His pulse, incredibly, ramped up even further. He could feel the throb throb throb at his wrists, his neck, even behind his knees. The box isn’t the present, he silently urged. Open it. Open it and see what I found for you.

She obeyed, lifting the lid with just her thumb, all other fingers occupied with keeping the box steady and straight, so that nothing could fall out.

An amazingly careful, steady girl. Raised on a farm, he knew she saw the wonders the world provided every day, but still he hoped these little gifts prepared just for her would stand out in the splendor of the world around. He wanted them to be memorable, personal.

She peered inside. As he saw her face blank, stoic, his throat sank through his heavy stomach and he unwittingly lifted a hand and pressed it flat to the window.

No. He couldn’t have disappointed her. Not now. Not after all this time.

His breaths came faster.

She sat motionless for over a minute. An eternity.

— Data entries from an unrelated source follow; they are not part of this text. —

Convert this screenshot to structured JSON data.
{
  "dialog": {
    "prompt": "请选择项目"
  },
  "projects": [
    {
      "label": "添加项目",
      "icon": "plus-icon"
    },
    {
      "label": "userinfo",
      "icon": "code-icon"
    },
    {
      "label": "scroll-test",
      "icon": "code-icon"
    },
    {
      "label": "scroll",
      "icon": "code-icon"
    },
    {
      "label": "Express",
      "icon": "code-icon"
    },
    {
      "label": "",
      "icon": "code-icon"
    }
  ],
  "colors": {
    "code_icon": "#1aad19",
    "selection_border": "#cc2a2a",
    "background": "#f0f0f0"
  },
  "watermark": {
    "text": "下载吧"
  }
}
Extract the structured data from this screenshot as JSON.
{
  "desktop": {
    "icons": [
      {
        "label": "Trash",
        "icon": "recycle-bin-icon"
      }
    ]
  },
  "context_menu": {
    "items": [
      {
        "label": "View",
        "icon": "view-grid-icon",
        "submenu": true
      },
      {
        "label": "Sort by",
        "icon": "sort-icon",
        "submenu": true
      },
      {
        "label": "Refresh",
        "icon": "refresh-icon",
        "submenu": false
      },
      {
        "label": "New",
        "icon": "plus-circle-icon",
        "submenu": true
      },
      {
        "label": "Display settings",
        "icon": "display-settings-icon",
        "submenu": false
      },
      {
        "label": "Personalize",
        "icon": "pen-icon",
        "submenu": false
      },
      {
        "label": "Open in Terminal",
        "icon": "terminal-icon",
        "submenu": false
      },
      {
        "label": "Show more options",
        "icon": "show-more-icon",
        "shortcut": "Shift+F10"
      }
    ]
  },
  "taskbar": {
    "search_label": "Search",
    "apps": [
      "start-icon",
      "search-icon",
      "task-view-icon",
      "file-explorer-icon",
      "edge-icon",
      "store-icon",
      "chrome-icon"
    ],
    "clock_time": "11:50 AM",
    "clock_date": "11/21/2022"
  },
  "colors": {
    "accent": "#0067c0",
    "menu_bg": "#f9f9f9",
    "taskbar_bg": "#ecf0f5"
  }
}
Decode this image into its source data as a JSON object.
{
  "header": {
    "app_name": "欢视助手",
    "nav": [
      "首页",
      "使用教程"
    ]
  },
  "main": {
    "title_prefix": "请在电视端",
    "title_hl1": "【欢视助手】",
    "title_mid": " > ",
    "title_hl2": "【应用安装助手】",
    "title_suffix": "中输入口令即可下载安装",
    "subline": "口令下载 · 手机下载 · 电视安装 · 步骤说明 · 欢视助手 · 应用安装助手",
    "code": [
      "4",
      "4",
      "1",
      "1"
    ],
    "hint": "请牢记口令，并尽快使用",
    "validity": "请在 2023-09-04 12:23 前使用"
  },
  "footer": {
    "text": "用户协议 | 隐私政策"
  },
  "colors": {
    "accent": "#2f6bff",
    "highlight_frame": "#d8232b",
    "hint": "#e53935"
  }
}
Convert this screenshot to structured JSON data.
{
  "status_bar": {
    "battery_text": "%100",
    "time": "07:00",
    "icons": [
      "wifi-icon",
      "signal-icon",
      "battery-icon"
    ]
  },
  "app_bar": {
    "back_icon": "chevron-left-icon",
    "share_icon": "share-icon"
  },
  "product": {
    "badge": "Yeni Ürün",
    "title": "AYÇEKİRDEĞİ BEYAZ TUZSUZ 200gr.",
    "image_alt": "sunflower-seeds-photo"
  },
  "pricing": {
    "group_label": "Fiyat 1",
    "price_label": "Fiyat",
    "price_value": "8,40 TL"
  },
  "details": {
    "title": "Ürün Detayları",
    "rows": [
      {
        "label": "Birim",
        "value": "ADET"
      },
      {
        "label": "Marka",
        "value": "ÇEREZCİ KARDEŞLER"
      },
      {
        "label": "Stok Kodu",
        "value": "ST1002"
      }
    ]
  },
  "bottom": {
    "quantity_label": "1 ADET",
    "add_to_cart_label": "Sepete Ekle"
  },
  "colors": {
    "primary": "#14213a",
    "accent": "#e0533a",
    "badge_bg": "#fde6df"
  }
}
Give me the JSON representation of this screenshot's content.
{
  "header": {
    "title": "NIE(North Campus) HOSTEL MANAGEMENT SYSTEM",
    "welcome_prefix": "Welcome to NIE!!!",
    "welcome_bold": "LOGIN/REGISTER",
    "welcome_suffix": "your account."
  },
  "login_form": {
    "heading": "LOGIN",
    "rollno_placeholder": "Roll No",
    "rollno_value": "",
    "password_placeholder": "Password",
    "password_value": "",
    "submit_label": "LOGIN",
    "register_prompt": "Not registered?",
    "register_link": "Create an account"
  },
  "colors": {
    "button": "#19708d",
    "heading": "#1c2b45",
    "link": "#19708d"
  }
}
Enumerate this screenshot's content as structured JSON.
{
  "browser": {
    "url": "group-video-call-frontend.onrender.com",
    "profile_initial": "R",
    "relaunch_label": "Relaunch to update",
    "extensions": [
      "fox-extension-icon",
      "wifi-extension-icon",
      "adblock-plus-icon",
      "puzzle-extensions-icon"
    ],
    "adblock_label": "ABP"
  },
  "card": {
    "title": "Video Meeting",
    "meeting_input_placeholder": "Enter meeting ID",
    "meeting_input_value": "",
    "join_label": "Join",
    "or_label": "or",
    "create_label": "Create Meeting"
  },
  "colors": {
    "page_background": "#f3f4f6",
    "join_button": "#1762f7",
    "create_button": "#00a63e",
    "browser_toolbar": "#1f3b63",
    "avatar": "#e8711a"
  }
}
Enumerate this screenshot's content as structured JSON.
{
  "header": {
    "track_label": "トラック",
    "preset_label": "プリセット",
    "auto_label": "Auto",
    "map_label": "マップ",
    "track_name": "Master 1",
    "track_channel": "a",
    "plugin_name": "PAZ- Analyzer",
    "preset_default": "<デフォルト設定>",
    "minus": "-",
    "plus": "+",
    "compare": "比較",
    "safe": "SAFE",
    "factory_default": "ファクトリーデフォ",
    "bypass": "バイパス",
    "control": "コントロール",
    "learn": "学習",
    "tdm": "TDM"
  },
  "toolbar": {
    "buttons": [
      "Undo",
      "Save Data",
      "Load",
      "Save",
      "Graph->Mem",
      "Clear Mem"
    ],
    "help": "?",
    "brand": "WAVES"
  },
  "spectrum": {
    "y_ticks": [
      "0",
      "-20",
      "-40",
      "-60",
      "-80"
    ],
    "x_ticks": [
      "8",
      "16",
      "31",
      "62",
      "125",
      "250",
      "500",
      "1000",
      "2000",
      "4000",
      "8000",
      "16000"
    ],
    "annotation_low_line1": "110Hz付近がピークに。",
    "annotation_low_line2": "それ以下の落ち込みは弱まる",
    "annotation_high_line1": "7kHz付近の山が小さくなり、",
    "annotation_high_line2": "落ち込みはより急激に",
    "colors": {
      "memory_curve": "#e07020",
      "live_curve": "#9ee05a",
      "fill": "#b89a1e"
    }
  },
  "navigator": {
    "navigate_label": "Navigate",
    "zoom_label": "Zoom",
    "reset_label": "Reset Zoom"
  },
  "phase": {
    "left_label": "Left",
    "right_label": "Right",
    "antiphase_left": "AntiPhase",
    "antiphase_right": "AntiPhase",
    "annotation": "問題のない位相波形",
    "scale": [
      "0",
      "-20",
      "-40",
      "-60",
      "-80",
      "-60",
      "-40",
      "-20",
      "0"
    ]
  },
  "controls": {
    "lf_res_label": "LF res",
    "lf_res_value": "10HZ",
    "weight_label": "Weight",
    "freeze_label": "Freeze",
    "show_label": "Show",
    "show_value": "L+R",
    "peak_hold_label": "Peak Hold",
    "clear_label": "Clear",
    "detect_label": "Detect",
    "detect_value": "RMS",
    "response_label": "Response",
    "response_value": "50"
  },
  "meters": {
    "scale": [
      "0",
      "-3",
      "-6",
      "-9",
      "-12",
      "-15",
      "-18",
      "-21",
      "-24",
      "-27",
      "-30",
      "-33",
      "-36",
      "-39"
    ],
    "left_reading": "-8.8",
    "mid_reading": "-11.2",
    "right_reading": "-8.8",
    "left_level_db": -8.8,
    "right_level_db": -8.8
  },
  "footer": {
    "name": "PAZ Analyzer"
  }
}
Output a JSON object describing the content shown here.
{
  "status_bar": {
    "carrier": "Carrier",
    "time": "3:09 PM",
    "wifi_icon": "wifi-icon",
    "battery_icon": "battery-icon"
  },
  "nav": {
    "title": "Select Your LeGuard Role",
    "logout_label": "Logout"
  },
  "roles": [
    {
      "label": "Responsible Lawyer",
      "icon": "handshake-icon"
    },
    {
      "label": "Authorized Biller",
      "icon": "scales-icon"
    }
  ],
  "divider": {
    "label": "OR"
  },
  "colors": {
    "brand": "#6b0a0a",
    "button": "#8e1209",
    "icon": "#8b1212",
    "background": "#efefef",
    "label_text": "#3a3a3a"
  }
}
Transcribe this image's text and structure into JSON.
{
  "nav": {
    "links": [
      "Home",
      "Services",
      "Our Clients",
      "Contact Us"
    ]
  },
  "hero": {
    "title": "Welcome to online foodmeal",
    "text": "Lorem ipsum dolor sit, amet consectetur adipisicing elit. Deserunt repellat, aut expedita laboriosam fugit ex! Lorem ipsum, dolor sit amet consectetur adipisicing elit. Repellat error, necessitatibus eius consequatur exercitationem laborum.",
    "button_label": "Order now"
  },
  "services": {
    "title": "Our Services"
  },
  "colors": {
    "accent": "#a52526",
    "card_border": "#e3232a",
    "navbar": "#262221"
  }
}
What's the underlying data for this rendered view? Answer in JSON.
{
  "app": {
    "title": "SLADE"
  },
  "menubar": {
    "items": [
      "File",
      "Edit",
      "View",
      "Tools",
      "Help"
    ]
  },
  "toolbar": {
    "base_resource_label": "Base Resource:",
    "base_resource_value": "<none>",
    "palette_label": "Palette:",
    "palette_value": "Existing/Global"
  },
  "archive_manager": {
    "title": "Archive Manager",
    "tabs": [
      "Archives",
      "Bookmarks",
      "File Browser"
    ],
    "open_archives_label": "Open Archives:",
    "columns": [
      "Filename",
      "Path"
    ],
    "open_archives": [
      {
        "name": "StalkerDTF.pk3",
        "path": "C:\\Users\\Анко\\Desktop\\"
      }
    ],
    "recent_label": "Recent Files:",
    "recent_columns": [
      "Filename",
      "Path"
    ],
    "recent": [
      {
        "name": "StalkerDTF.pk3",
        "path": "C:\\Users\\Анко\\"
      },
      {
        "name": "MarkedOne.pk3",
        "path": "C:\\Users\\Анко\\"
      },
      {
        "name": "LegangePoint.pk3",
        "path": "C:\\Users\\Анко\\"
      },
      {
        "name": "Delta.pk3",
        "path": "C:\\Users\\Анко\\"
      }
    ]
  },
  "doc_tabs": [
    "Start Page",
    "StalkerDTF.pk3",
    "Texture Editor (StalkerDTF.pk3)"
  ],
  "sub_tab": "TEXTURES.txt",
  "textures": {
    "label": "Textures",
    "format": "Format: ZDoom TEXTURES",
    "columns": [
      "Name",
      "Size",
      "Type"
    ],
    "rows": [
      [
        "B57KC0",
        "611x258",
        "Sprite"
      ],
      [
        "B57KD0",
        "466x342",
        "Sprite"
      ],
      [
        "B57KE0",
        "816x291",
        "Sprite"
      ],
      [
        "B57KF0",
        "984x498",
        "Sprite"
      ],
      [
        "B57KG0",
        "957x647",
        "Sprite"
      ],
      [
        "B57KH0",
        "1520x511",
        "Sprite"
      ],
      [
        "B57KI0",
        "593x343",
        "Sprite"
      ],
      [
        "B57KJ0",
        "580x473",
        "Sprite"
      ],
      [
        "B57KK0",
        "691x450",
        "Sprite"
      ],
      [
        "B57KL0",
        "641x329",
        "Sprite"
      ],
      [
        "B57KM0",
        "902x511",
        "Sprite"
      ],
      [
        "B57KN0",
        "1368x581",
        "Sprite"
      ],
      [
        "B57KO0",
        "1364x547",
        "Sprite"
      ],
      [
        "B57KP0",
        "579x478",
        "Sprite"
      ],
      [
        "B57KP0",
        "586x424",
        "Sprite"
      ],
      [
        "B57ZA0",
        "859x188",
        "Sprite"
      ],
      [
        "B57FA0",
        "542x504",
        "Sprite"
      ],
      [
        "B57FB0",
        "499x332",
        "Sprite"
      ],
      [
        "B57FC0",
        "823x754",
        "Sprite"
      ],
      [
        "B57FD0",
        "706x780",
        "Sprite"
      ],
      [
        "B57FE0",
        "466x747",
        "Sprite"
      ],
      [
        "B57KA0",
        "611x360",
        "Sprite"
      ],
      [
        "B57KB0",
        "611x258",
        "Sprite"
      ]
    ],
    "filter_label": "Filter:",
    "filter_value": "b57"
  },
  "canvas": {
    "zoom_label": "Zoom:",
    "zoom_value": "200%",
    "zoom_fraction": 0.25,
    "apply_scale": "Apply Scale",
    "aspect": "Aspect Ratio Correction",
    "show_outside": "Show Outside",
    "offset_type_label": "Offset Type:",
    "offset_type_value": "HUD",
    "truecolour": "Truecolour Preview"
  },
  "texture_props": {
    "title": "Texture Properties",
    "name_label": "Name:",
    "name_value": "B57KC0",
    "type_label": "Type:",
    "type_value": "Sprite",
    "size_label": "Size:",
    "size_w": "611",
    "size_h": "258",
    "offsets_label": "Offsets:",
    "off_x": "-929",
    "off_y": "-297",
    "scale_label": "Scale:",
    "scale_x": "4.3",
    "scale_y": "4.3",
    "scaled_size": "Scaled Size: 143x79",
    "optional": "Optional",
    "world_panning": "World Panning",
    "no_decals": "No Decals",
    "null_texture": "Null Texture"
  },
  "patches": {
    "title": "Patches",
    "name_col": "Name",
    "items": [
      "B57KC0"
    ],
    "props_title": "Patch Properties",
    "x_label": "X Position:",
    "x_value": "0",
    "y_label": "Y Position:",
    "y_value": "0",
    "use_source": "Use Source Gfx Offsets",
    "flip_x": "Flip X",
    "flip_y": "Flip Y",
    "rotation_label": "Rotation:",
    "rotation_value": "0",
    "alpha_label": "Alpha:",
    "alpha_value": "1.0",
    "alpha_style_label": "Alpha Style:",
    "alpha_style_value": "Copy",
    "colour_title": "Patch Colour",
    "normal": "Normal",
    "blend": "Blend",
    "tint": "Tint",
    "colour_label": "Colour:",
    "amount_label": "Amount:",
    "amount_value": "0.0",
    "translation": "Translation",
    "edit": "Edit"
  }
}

Then, movement.

His hand pressed harder to the glass.

She balanced the box on her lap and slowly lifted her right hand, extended it halfway into the box, then yanked it back, as though she thought the item inside too delicate to touch.

Then he saw it. Her eyes widened.

She knew.

She understood.

Her mouth pulled back.

She was perfect.

She recognized not only what it was, but who it had once been part of.

With the rest of her body still, controlled, the sturdy farm girl opened her mouth and let out an exquisite single-noted scream.

Finally, he released his smile.